*** Opening Data excerpts ***

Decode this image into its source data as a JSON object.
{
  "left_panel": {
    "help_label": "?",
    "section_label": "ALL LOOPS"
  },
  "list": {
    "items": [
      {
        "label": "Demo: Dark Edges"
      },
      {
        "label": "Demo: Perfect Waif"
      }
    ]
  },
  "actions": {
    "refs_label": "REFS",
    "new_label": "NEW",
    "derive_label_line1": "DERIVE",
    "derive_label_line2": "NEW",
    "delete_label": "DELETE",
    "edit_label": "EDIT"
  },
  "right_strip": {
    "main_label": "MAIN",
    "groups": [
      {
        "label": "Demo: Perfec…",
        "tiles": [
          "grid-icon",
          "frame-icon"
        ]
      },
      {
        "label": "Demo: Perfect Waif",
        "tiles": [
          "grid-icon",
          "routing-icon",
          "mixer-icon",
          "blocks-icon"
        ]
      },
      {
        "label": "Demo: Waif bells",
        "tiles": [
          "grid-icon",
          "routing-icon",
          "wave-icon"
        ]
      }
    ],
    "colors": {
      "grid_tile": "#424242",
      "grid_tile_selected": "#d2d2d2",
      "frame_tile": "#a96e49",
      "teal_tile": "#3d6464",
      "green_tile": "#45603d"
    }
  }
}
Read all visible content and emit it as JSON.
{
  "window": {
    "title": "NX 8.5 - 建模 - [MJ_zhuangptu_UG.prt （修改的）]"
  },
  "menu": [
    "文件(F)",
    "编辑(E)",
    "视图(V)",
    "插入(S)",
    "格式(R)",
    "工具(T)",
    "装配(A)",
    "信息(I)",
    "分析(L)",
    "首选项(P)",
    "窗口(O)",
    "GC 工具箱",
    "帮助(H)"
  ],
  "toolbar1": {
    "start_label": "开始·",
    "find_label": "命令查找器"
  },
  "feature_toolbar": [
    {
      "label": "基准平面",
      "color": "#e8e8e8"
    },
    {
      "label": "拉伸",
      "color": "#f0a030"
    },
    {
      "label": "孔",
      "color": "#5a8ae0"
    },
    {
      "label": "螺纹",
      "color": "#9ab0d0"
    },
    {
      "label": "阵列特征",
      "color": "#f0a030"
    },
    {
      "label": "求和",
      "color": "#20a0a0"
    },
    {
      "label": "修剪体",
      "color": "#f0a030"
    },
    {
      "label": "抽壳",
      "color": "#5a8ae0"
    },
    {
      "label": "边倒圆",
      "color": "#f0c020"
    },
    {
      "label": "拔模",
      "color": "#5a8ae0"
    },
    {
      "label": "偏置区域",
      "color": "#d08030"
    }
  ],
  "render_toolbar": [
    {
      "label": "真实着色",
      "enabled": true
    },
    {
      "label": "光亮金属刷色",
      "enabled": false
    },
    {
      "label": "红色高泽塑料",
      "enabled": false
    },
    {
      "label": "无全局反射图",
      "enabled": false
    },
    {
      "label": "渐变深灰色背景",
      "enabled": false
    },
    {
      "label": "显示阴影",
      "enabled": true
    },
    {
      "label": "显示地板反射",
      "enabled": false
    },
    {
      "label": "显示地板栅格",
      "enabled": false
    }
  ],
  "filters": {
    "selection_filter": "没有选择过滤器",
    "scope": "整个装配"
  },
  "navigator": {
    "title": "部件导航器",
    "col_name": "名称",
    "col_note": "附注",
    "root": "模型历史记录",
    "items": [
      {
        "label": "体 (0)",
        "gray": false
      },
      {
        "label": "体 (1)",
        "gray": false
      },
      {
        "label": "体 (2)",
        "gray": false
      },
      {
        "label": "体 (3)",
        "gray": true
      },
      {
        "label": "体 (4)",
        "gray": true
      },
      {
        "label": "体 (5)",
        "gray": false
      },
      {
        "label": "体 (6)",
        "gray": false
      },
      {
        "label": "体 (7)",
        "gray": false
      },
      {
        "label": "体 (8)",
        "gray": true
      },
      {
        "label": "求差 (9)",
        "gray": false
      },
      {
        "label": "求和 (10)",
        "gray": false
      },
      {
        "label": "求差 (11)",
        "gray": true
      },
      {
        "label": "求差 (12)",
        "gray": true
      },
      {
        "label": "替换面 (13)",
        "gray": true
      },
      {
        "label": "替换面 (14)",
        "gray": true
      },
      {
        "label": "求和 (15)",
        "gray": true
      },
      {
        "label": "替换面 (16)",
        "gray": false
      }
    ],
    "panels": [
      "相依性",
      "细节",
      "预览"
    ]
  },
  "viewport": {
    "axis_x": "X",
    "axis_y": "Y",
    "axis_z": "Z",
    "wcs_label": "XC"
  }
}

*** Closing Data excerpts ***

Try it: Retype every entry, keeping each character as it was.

Task response:
Decode this image into its source data as a JSON object.
{
  "left_panel": {
    "help_label": "?",
    "section_label": "ALL LOOPS"
  },
  "list": {
    "items": [
      {
        "label": "Demo: Dark Edges"
      },
      {
        "label": "Demo: Perfect Waif"
      }
    ]
  },
  "actions": {
    "refs_label": "REFS",
    "new_label": "NEW",
    "derive_label_line1": "DERIVE",
    "derive_label_line2": "NEW",
    "delete_label": "DELETE",
    "edit_label": "EDIT"
  },
  "right_strip": {
    "main_label": "MAIN",
    "groups": [
      {
        "label": "Demo: Perfec…",
        "tiles": [
          "grid-icon",
          "frame-icon"
        ]
      },
      {
        "label": "Demo: Perfect Waif",
        "tiles": [
          "grid-icon",
          "routing-icon",
          "mixer-icon",
          "blocks-icon"
        ]
      },
      {
        "label": "Demo: Waif bells",
        "tiles": [
          "grid-icon",
          "routing-icon",
          "wave-icon"
        ]
      }
    ],
    "colors": {
      "grid_tile": "#424242",
      "grid_tile_selected": "#d2d2d2",
      "frame_tile": "#a96e49",
      "teal_tile": "#3d6464",
      "green_tile": "#45603d"
    }
  }
}
Read all visible content and emit it as JSON.
{
  "window": {
    "title": "NX 8.5 - 建模 - [MJ_zhuangptu_UG.prt （修改的）]"
  },
  "menu": [
    "文件(F)",
    "编辑(E)",
    "视图(V)",
    "插入(S)",
    "格式(R)",
    "工具(T)",
    "装配(A)",
    "信息(I)",
    "分析(L)",
    "首选项(P)",
    "窗口(O)",
    "GC 工具箱",
    "帮助(H)"
  ],
  "toolbar1": {
    "start_label": "开始·",
    "find_label": "命令查找器"
  },
  "feature_toolbar": [
    {
      "label": "基准平面",
      "color": "#e8e8e8"
    },
    {
      "label": "拉伸",
      "color": "#f0a030"
    },
    {
      "label": "孔",
      "color": "#5a8ae0"
    },
    {
      "label": "螺纹",
      "color": "#9ab0d0"
    },
    {
      "label": "阵列特征",
      "color": "#f0a030"
    },
    {
      "label": "求和",
      "color": "#20a0a0"
    },
    {
      "label": "修剪体",
      "color": "#f0a030"
    },
    {
      "label": "抽壳",
      "color": "#5a8ae0"
    },
    {
      "label": "边倒圆",
      "color": "#f0c020"
    },
    {
      "label": "拔模",
      "color": "#5a8ae0"
    },
    {
      "label": "偏置区域",
      "color": "#d08030"
    }
  ],
  "render_toolbar": [
    {
      "label": "真实着色",
      "enabled": true
    },
    {
      "label": "光亮金属刷色",
      "enabled": false
    },
    {
      "label": "红色高泽塑料",
      "enabled": false
    },
    {
      "label": "无全局反射图",
      "enabled": false
    },
    {
      "label": "渐变深灰色背景",
      "enabled": false
    },
    {
      "label": "显示阴影",
      "enabled": true
    },
    {
      "label": "显示地板反射",
      "enabled": false
    },
    {
      "label": "显示地板栅格",
      "enabled": false
    }
  ],
  "filters": {
    "selection_filter": "没有选择过滤器",
    "scope": "整个装配"
  },
  "navigator": {
    "title": "部件导航器",
    "col_name": "名称",
    "col_note": "附注",
    "root": "模型历史记录",
    "items": [
      {
        "label": "体 (0)",
        "gray": false
      },
      {
        "label": "体 (1)",
        "gray": false
      },
      {
        "label": "体 (2)",
        "gray": false
      },
      {
        "label": "体 (3)",
        "gray": true
      },
      {
        "label": "体 (4)",
        "gray": true
      },
      {
        "label": "体 (5)",
        "gray": false
      },
      {
        "label": "体 (6)",
        "gray": false
      },
      {
        "label": "体 (7)",
        "gray": false
      },
      {
        "label": "体 (8)",
        "gray": true
      },
      {
        "label": "求差 (9)",
        "gray": false
      },
      {
        "label": "求和 (10)",
        "gray": false
      },
      {
        "label": "求差 (11)",
        "gray": true
      },
      {
        "label": "求差 (12)",
        "gray": true
      },
      {
        "label": "替换面 (13)",
        "gray": true
      },
      {
        "label": "替换面 (14)",
        "gray": true
      },
      {
        "label": "求和 (15)",
        "gray": true
      },
      {
        "label": "替换面 (16)",
        "gray": false
      }
    ],
    "panels": [
      "相依性",
      "细节",
      "预览"
    ]
  },
  "viewport": {
    "axis_x": "X",
    "axis_y": "Y",
    "axis_z": "Z",
    "wcs_label": "XC"
  }
}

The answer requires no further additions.